Below are some records. Pull every line that contains the word "Hércules".

___ Information supplied ___

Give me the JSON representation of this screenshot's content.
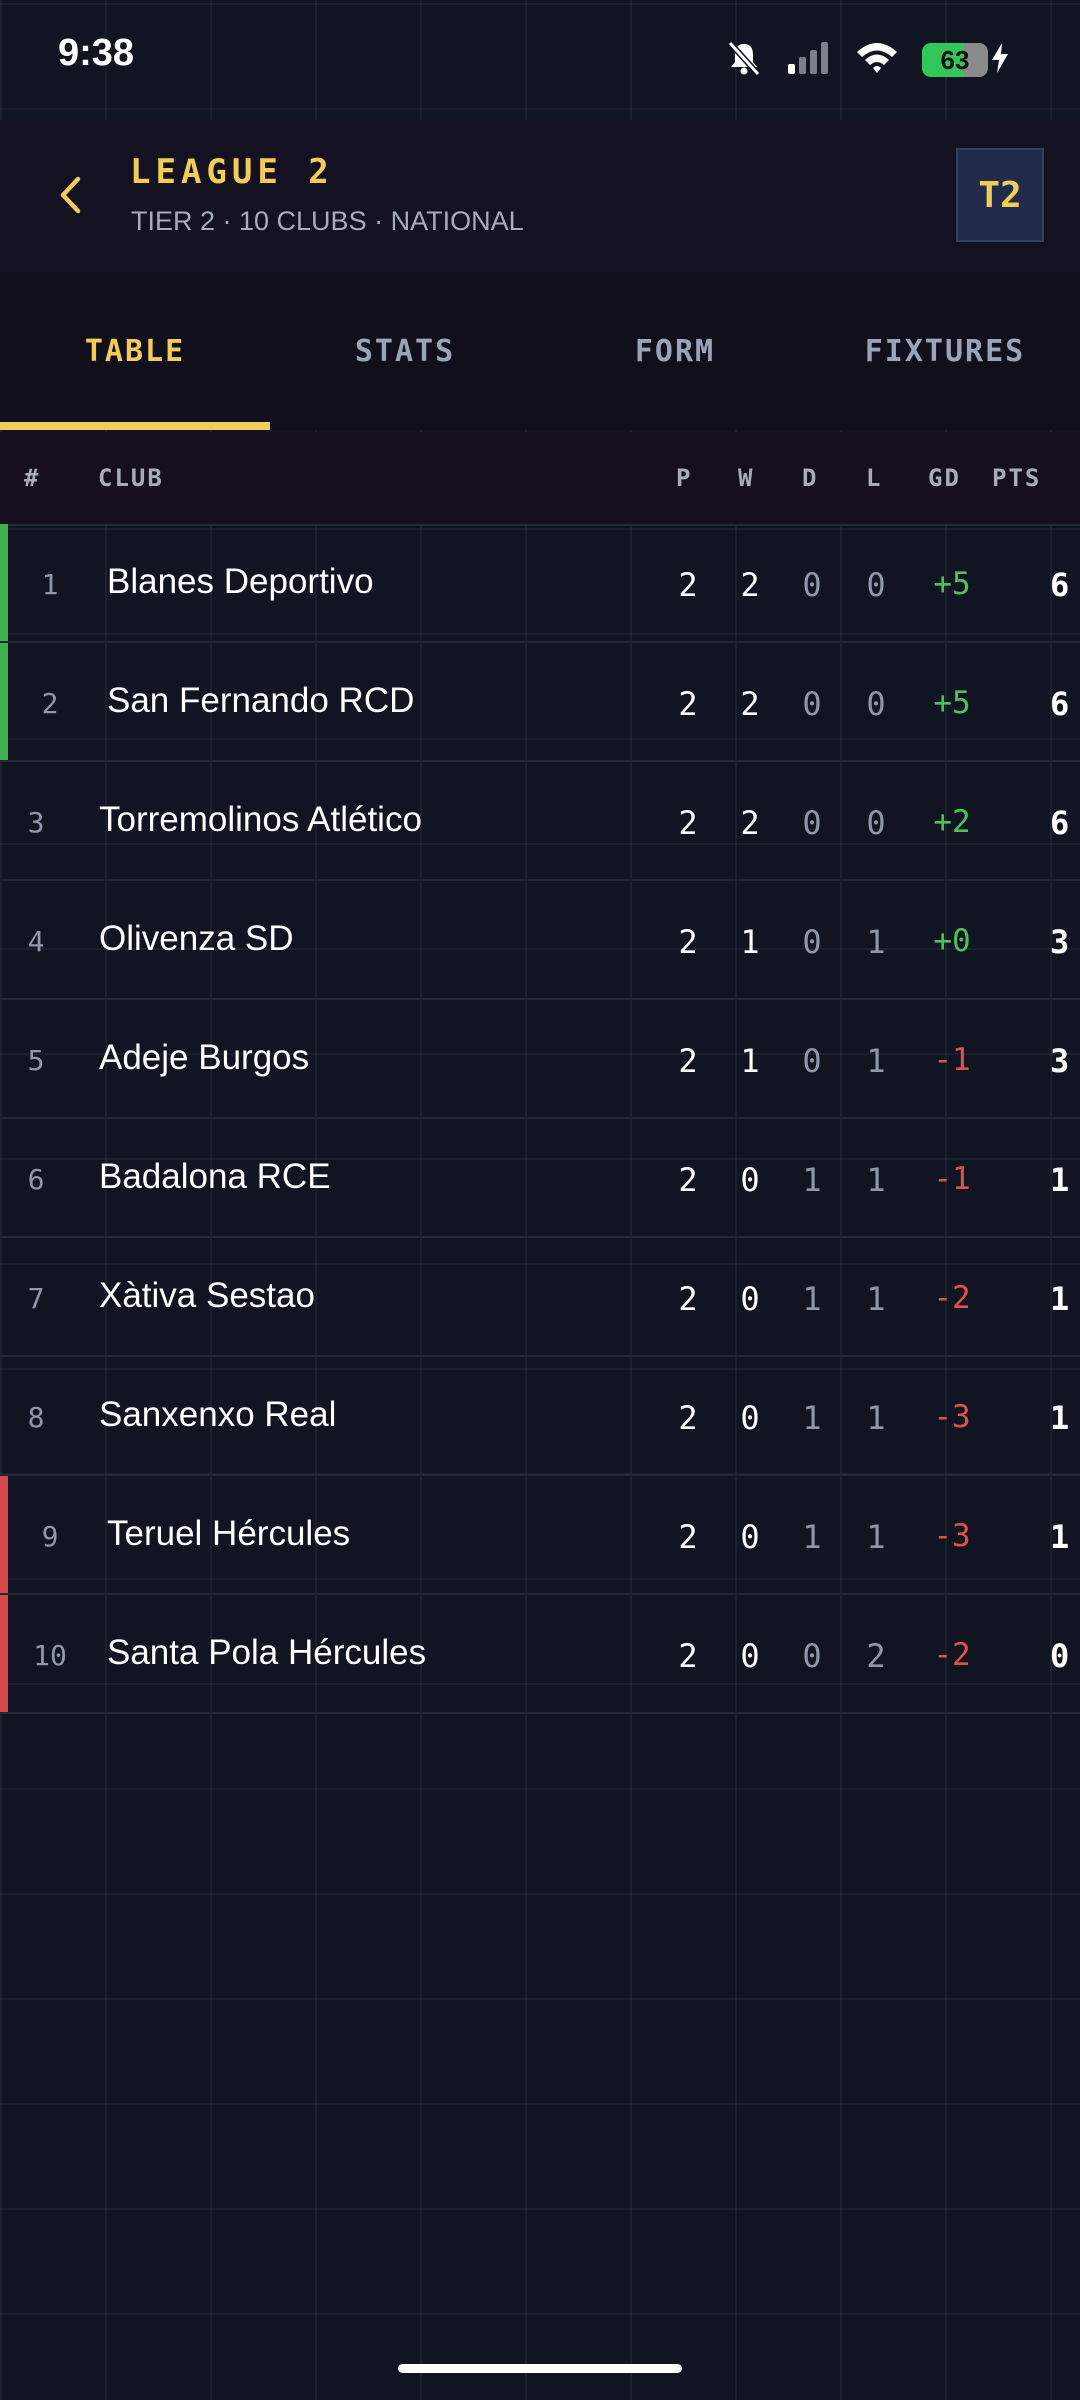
{
  "status_bar": {
    "time": "9:38",
    "battery": "63",
    "battery_level": 0.63
  },
  "header": {
    "title": "LEAGUE 2",
    "subtitle": "TIER 2 · 10 CLUBS · NATIONAL",
    "badge": "T2"
  },
  "tabs": [
    {
      "label": "TABLE",
      "active": true
    },
    {
      "label": "STATS",
      "active": false
    },
    {
      "label": "FORM",
      "active": false
    },
    {
      "label": "FIXTURES",
      "active": false
    }
  ],
  "table": {
    "columns": {
      "pos": "#",
      "club": "CLUB",
      "p": "P",
      "w": "W",
      "d": "D",
      "l": "L",
      "gd": "GD",
      "pts": "PTS"
    },
    "rows": [
      {
        "pos": "1",
        "club": "Blanes Deportivo",
        "p": "2",
        "w": "2",
        "d": "0",
        "l": "0",
        "gd": "+5",
        "pts": "6",
        "zone": "promotion"
      },
      {
        "pos": "2",
        "club": "San Fernando RCD",
        "p": "2",
        "w": "2",
        "d": "0",
        "l": "0",
        "gd": "+5",
        "pts": "6",
        "zone": "promotion"
      },
      {
        "pos": "3",
        "club": "Torremolinos Atlético",
        "p": "2",
        "w": "2",
        "d": "0",
        "l": "0",
        "gd": "+2",
        "pts": "6",
        "zone": "none"
      },
      {
        "pos": "4",
        "club": "Olivenza SD",
        "p": "2",
        "w": "1",
        "d": "0",
        "l": "1",
        "gd": "+0",
        "pts": "3",
        "zone": "none"
      },
      {
        "pos": "5",
        "club": "Adeje Burgos",
        "p": "2",
        "w": "1",
        "d": "0",
        "l": "1",
        "gd": "-1",
        "pts": "3",
        "zone": "none"
      },
      {
        "pos": "6",
        "club": "Badalona RCE",
        "p": "2",
        "w": "0",
        "d": "1",
        "l": "1",
        "gd": "-1",
        "pts": "1",
        "zone": "none"
      },
      {
        "pos": "7",
        "club": "Xàtiva Sestao",
        "p": "2",
        "w": "0",
        "d": "1",
        "l": "1",
        "gd": "-2",
        "pts": "1",
        "zone": "none"
      },
      {
        "pos": "8",
        "club": "Sanxenxo Real",
        "p": "2",
        "w": "0",
        "d": "1",
        "l": "1",
        "gd": "-3",
        "pts": "1",
        "zone": "none"
      },
      {
        "pos": "9",
        "club": "Teruel Hércules",
        "p": "2",
        "w": "0",
        "d": "1",
        "l": "1",
        "gd": "-3",
        "pts": "1",
        "zone": "relegation"
      },
      {
        "pos": "10",
        "club": "Santa Pola Hércules",
        "p": "2",
        "w": "0",
        "d": "0",
        "l": "2",
        "gd": "-2",
        "pts": "0",
        "zone": "relegation"
      }
    ]
  },
  "colors": {
    "accent": "#f1cc58",
    "promotion": "#3fb24c",
    "relegation": "#d9474a",
    "gd_positive": "#4ec25a",
    "gd_negative": "#e0504d"
  },
  "icons": {
    "back": "chevron-left-icon",
    "mute": "bell-slash-icon",
    "signal": "cellular-signal-icon",
    "wifi": "wifi-icon",
    "battery": "battery-icon",
    "charging": "bolt-icon"
  }
}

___

Problem solution:
        "club": "Teruel Hércules",
        "club": "Santa Pola Hércules",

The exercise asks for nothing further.